WASHINGTON (AFP) - - Drinking enough to quench your thirst is sufficient for the body's needs, and there is no evidence to support the common advice to drink eight glasses of water a day, according to a new study.
"Just drink when you are thirsty," was the advice from a study published Thursday in the Journal of the American Society of Nephrology.
Doctors from the University of Pennsylvania said "there is simply a lack of evidence in general" that everyone should drink the recommended 1.5 litres of water a day.
Researchers Dan Negoianu and Stanley Goldfarb had examined the theory that drinking more water helped the kidneys flush more toxins from the body.
"So the question is does drinking more water increase these normal important functions of the kidneys.
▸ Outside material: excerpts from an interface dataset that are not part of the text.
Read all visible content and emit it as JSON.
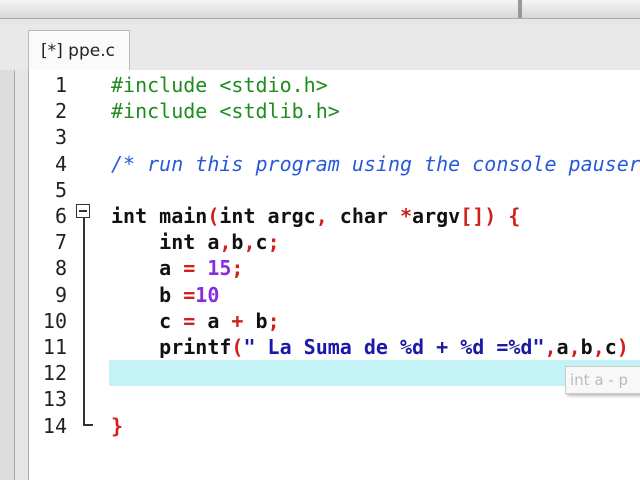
{
  "tab": {
    "label": "[*] ppe.c"
  },
  "editor": {
    "current_line": 12,
    "lines": [
      {
        "num": "1",
        "tokens": [
          {
            "t": "#include <stdio.h>",
            "c": "pp"
          }
        ]
      },
      {
        "num": "2",
        "tokens": [
          {
            "t": "#include <stdlib.h>",
            "c": "pp"
          }
        ]
      },
      {
        "num": "3",
        "tokens": []
      },
      {
        "num": "4",
        "tokens": [
          {
            "t": "/* run this program using the console pauser",
            "c": "c"
          }
        ]
      },
      {
        "num": "5",
        "tokens": []
      },
      {
        "num": "6",
        "tokens": [
          {
            "t": "int main",
            "c": "k"
          },
          {
            "t": "(",
            "c": "p"
          },
          {
            "t": "int argc",
            "c": "k"
          },
          {
            "t": ",",
            "c": "p"
          },
          {
            "t": " char ",
            "c": "k"
          },
          {
            "t": "*",
            "c": "p"
          },
          {
            "t": "argv",
            "c": "k"
          },
          {
            "t": "[]) {",
            "c": "p"
          }
        ]
      },
      {
        "num": "7",
        "tokens": [
          {
            "t": "    int a",
            "c": "k"
          },
          {
            "t": ",",
            "c": "p"
          },
          {
            "t": "b",
            "c": "k"
          },
          {
            "t": ",",
            "c": "p"
          },
          {
            "t": "c",
            "c": "k"
          },
          {
            "t": ";",
            "c": "p"
          }
        ]
      },
      {
        "num": "8",
        "tokens": [
          {
            "t": "    a ",
            "c": "k"
          },
          {
            "t": "=",
            "c": "p"
          },
          {
            "t": " 15",
            "c": "n"
          },
          {
            "t": ";",
            "c": "p"
          }
        ]
      },
      {
        "num": "9",
        "tokens": [
          {
            "t": "    b ",
            "c": "k"
          },
          {
            "t": "=",
            "c": "p"
          },
          {
            "t": "10",
            "c": "n"
          }
        ]
      },
      {
        "num": "10",
        "tokens": [
          {
            "t": "    c ",
            "c": "k"
          },
          {
            "t": "=",
            "c": "p"
          },
          {
            "t": " a ",
            "c": "k"
          },
          {
            "t": "+",
            "c": "p"
          },
          {
            "t": " b",
            "c": "k"
          },
          {
            "t": ";",
            "c": "p"
          }
        ]
      },
      {
        "num": "11",
        "tokens": [
          {
            "t": "    printf",
            "c": "k"
          },
          {
            "t": "(",
            "c": "p"
          },
          {
            "t": "\" La Suma de %d + %d =%d\"",
            "c": "s"
          },
          {
            "t": ",",
            "c": "p"
          },
          {
            "t": "a",
            "c": "k"
          },
          {
            "t": ",",
            "c": "p"
          },
          {
            "t": "b",
            "c": "k"
          },
          {
            "t": ",",
            "c": "p"
          },
          {
            "t": "c",
            "c": "k"
          },
          {
            "t": ")",
            "c": "p"
          }
        ]
      },
      {
        "num": "12",
        "tokens": []
      },
      {
        "num": "13",
        "tokens": []
      },
      {
        "num": "14",
        "tokens": [
          {
            "t": "}",
            "c": "p"
          }
        ]
      }
    ]
  },
  "tooltip": {
    "text": "int a - p"
  }
}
And the answer is no," Goldfarb told NPR radio.
"In fact, drinking large amounts of water, actually and surprisingly, tends to reduce the ability of the kidney to function as a filter."
Water has also been touted as an ideal aid to those who want to lose weight. But while drinking more helps dieters feel full, no clinical study has proved that it will help keep the weight off.
"There were some studies that suggested that in fact, calorie intake was reduced when individuals were given water prior to eating. Other studies suggested that it wasn't," Goldfarb added.
Increased water intake was only really justified in extreme cases, such as for athletes, people living in hot, dry climates and those suffering from particular illnesses.http://malaysia.news.yahoo.com/afp/20080404/tts-health-us-water-972e412.html